So, while the rally appears to be ahead of the fundamentals, a confluence of positive momentum, upside data surprises and very negative earnings expectations continue to provide support to the
Ever since our March 8th bottom call, I have maintained that the market could not be shorted. This was almost entirely due to the surging expectation ratio. Earnings and expectations drive stocks. With a rebound in earnings and an analyst community that saw no such thing it was clear to us that you couldn’t bet against the earnings trend (regardless of how weak the real underlying fundamentals of the economy were and are). With over 70% of companies outperforming analyst expectations it is practically impossible for the ratio to accelerate much higher. The analysts simply can’t be more wrong (see below). With that said, the current reading of 1.75 on the ER is still extremely high and represents an environment where analysts still have a great deal of ground to make up. As we said many weeks ago when we sold into the current rally at S&P 1,000 we expected a substantial number of upgrades and price target increases to support the market. This trend, though likely to improve as analysts increase expectations, is still firmly intact and continues to lead me to believe that the market cannot be shorted.
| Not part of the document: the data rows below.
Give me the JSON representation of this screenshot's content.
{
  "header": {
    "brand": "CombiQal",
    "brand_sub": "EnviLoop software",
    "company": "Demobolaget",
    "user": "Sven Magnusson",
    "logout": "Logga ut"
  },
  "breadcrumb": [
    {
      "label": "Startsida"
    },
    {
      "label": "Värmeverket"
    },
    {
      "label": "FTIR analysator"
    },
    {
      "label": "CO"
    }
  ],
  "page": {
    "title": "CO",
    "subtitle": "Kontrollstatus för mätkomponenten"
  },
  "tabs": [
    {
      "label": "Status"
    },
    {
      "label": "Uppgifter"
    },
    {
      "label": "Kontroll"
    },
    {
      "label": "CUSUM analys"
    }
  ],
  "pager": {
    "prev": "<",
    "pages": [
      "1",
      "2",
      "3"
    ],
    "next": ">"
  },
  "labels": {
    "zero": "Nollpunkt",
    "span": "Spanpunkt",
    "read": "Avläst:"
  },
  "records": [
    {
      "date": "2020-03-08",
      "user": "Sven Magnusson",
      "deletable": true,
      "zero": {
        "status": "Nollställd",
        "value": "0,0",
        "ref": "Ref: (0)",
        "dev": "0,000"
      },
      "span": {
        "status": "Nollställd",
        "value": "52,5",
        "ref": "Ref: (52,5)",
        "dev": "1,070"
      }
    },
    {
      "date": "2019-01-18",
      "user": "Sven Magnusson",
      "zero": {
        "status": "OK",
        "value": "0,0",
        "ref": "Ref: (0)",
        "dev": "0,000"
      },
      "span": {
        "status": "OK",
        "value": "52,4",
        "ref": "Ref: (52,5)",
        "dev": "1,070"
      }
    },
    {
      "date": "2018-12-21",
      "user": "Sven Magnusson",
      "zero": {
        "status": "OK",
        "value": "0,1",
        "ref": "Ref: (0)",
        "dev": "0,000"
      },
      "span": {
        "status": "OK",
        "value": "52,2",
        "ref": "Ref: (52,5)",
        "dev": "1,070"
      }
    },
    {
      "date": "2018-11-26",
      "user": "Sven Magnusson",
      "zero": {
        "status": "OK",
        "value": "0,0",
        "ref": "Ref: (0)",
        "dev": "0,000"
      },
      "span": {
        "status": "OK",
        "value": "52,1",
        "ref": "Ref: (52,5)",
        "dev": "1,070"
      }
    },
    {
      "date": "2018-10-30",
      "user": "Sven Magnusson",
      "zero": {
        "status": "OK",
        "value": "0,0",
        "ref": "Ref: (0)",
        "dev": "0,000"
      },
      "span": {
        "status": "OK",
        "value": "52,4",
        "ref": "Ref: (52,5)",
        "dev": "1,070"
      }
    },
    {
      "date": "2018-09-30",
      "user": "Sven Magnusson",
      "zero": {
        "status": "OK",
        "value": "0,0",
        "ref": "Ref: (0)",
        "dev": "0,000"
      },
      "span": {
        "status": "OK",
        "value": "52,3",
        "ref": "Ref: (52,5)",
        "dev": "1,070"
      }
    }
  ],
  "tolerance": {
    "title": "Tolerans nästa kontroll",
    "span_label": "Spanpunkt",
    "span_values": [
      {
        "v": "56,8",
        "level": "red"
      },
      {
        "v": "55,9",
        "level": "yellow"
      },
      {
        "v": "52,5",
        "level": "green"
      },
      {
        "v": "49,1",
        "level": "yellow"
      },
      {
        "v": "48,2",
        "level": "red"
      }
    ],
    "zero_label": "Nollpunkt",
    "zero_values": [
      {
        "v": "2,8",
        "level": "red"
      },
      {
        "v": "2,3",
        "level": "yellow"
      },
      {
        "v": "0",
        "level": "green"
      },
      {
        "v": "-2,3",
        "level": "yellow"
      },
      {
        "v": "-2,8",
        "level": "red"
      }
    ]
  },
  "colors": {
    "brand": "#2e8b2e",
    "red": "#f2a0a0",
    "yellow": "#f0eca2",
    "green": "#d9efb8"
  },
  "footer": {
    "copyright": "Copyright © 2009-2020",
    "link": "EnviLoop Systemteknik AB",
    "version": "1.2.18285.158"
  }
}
So where are we now? My macro view is still that of the secular deleveraging bear market. Much like Japan, we cannot create the foundation for a new secular bull without dealing with the underlying problem of debt. On the bright side, we are 10 years into our bear market. On the downside, we seem to be making all the same mistakes that Japan made as opposed to actually confronting and destroying those problems. This creates further risk of a long and drawn out recovery as deleveraging continues to weigh on consumers and the government.
In terms of my micro outlook I continue to maintain the position that the fundamentals no longer support the v-shaped recovery that equities are pricing into the market. I would not be shocked if the market rallied into year-end as investors chase performance, but the uncertainty regarding 2010 appears staggering in my opinion. Like a chess player thinking many moves ahead, I believe investors are wise to get ahead of their opponents. The smart money will begin focusing on 2010 soon and is likely to pare back risk as the uncertainties remain numerous.
As earnings officially end this week the fuel for the rally is coming to an end. The endless upgrades and earnings beats are coming to an end and that means investors will begin to focus on the real economy again. With the dollar near its lows and the market extended, I think the potential for a counter-trend dollar rally and commodity decline adds substantial risk to the market in the near-term. I will maintain my cautious and patient approach to this market until a more attractive opportunity presents itself. Despite the underlying strength in earnings, the risks in this market remain substantial.